A: I believe that device manufacturers hope to use the GHTF model to gain premarket authorization from one country and use it as entrance to other markets. That's a good thing. It's hard to do that in the United States because our premarket system is different. Many Asian countries are moving in that direction. However, there's a flip side to sharing audit results. For example, if, say, the German notified body fails your product and those results are shared with others, your product might be pulled off the market around the world. Industry wants the advantage of going on the market all over the world simultaneously, but seems reluctant because of that risk. I can't blame them for being concerned.
Study Group 3 is trying to develop a document that speaks to the unified handling of the significance of quality system differences. For example, the United States uses the word recall to mean a lot of different things. A Class 1 recall means there is an imminent and significant threat to public health. A Class 3 recall can mean something as simple as a labeling change. But recall can indicate product withdrawal in other countries—sometimes one adverse event means you're off the market. That is not good for companies, and it's not good public health. We are trying to sort it out, but we are not there yet.
Q: How can risk management principles be applied globally?
A: We are becoming attuned to sophisticated methods of risk management. One vehicle that has driven this is the publication of ISO 14971, “Application of Risk Management to Medical Devices.” Most, if not all, competent authorities have recognized that document, which means we have a consistent way to think about risk.
We are seeing its influence on other standards. For example, the third edition of ISO 60601, “Medical Electrical Equipment,” almost requires use of ISO 14971 for compliance. Companies that make electrical medical products must have an approach to risk management consistent with ISO 14971. GHTF is trying to adopt risk management practices from ISO 14971 without appropriating the whole thing, just the parts that are relevant to an audit. That way, auditors can use the risk management approaches from the standard and companies can apply it consistently through the product life cycle. GHTF is addressing quality management systems overlaid with risk management in a way that will make a big difference.
Q: During your term as GHTF chair, you have made beefing up organizational logistics a priority. What sort of progress has been made?
A: First, we have made documents available on our Web site and have made them more transparent. We gave out all the presentations from the GHTF meeting to attendees on memory sticks, and we got the final versions onto the Web site less than a month later. We are revamping the Web site to launch January 1, 2008. At that time, we will have translated documents available in Spanish and Portuguese. We have met with China's SFDA and Shanghai's FDA to work on translating into Mandarin.
Second, we have set up three more ad hoc groups, which I mentioned earlier. Doing so makes more sense than putting all that work on the study groups, which already have so much on their plates.
Q: What new topics do you anticipate GHTF looking at in the near future?

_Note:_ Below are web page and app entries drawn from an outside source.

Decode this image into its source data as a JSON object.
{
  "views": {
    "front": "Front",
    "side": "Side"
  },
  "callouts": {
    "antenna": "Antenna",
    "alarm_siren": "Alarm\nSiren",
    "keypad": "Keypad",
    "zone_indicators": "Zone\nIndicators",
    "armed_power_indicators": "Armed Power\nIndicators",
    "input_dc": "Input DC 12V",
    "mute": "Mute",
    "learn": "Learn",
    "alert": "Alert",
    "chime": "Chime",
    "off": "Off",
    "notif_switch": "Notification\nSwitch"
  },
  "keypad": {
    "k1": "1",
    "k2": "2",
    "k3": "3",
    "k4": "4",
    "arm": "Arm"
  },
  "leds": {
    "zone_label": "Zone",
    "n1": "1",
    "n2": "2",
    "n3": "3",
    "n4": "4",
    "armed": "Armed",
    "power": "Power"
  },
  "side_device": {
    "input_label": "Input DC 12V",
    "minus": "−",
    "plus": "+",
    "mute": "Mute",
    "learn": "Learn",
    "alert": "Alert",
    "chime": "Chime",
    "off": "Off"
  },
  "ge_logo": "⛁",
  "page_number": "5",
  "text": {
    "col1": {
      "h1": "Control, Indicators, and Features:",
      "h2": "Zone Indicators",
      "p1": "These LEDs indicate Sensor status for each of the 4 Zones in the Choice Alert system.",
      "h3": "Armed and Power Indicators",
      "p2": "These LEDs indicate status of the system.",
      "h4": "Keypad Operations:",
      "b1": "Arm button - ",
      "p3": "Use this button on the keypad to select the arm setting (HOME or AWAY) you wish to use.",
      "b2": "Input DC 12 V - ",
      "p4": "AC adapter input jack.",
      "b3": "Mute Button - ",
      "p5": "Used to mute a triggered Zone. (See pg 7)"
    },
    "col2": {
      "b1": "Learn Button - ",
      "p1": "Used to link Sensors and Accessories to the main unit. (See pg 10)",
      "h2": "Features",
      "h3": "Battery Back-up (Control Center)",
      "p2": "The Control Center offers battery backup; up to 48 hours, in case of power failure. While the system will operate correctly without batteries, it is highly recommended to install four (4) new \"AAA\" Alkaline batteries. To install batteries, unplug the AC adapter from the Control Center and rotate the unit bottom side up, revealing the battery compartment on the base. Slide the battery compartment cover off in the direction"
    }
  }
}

A: One topic that has come up is exploring the effects on the standards by which conformity assessments are delivered. We are looking at working with the ISO Council Committee on Conformity Assessment (CASCO) to develop standards, in partnership with the International Accreditation Forum. That may provide a mechanism for countries that don't have an FDA equivalent to guarantee that audits are done by accredited organizations. We are not committed to anything yet, but it looks very promising. We are trying to get an international accreditation standard so we can all be sure that the audits done are high in quality.
I would like to see us consider nanoproducts. I would also like to see us address products that move from hospital-based care to home-based care. That is a big issue.